GL: Any businesses that include social media services such as Facebook, Instagram, and Twitter; online streaming services such as Netflix, Spotify, and YouTube; online retailers such as Amazon; and other popular online services such as Google and Gmail. These companies tend to take up large bandwidth of the Internet. For example, during its peak time, Netflix movie streaming accounts for a whopping 40 percent of the Internet traffic. Naturally, ISPs could be motivated to throttle such high-volume traffic.
KSB: Cybersecurity and information privacy is one of your key research areas. What does repealing net neutrality mean for this?
GL: It is likely to affect information privacy and cybersecurity negatively. The Commission now requires ISPs to adhere to consumers' privacy rules based on the definition of proprietary information. With the repeal of net neutrality rules, current US laws do not offer such protections for information privacy, so internet service providers could compromise information like social security numbers.
Another risk could come from virtual private networks (VPNs), which many companies use to protect employee's privacy. If ISPs slow user connection to VPNs, companies will likely limit their use and increase their use of unsecure networks. There's a lot of potential for compromised information.
KSB: What lies ahead for companies with these new internet restrictions?
GL: It's difficult to predict if and when internet service providers will take advantage of this new policy. And it's also possible it won't be around that long-some states, including California and New York, have already proposed laws against it. The future is very uncertain. Nevertheless, companies should conduct risk management by analyzing different scenarios and by developing contingency plans.

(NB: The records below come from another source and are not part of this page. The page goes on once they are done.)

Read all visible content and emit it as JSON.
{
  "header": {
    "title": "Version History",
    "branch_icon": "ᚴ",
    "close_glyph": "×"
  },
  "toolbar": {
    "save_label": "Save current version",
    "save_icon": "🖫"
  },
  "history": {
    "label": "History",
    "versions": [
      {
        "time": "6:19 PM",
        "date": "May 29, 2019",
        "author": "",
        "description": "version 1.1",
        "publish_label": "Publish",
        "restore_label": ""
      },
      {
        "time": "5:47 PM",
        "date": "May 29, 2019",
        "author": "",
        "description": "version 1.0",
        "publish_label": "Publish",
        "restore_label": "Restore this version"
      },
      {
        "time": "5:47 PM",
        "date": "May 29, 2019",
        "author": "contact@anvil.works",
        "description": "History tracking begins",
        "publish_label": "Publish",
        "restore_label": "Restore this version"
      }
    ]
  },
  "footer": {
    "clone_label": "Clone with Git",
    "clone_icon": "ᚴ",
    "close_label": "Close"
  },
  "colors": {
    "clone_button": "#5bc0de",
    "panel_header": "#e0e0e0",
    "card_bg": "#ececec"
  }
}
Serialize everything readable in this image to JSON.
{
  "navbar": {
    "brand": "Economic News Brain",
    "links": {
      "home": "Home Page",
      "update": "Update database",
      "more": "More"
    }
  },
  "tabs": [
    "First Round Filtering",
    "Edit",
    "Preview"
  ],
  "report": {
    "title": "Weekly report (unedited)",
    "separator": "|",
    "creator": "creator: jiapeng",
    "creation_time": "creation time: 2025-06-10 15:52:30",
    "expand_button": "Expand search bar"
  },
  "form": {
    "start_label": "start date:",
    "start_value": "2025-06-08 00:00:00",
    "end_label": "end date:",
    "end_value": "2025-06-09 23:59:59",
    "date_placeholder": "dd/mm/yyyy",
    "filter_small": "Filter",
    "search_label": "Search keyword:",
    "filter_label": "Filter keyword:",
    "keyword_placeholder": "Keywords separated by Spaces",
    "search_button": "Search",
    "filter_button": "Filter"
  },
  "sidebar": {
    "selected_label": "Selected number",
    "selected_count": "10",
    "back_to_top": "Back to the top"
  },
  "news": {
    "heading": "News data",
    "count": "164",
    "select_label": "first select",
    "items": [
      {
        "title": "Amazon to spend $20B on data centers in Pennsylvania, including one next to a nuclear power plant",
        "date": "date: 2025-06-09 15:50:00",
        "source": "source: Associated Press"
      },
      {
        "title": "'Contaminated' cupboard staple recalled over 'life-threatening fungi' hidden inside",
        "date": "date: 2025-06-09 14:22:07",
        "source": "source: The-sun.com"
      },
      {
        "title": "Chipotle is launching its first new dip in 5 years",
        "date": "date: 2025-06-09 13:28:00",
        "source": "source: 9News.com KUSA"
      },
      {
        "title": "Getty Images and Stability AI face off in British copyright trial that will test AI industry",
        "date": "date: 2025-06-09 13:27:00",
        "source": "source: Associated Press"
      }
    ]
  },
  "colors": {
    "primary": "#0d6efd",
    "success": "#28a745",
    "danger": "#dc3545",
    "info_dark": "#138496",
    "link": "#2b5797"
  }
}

KSB: Anything else you'd like to add?In my opinion, the cons of the repeal overweigh the pros. The healthy growth of the digital economy depends on net neutrality.
Learn more about Gwanhoo Lee and his research here.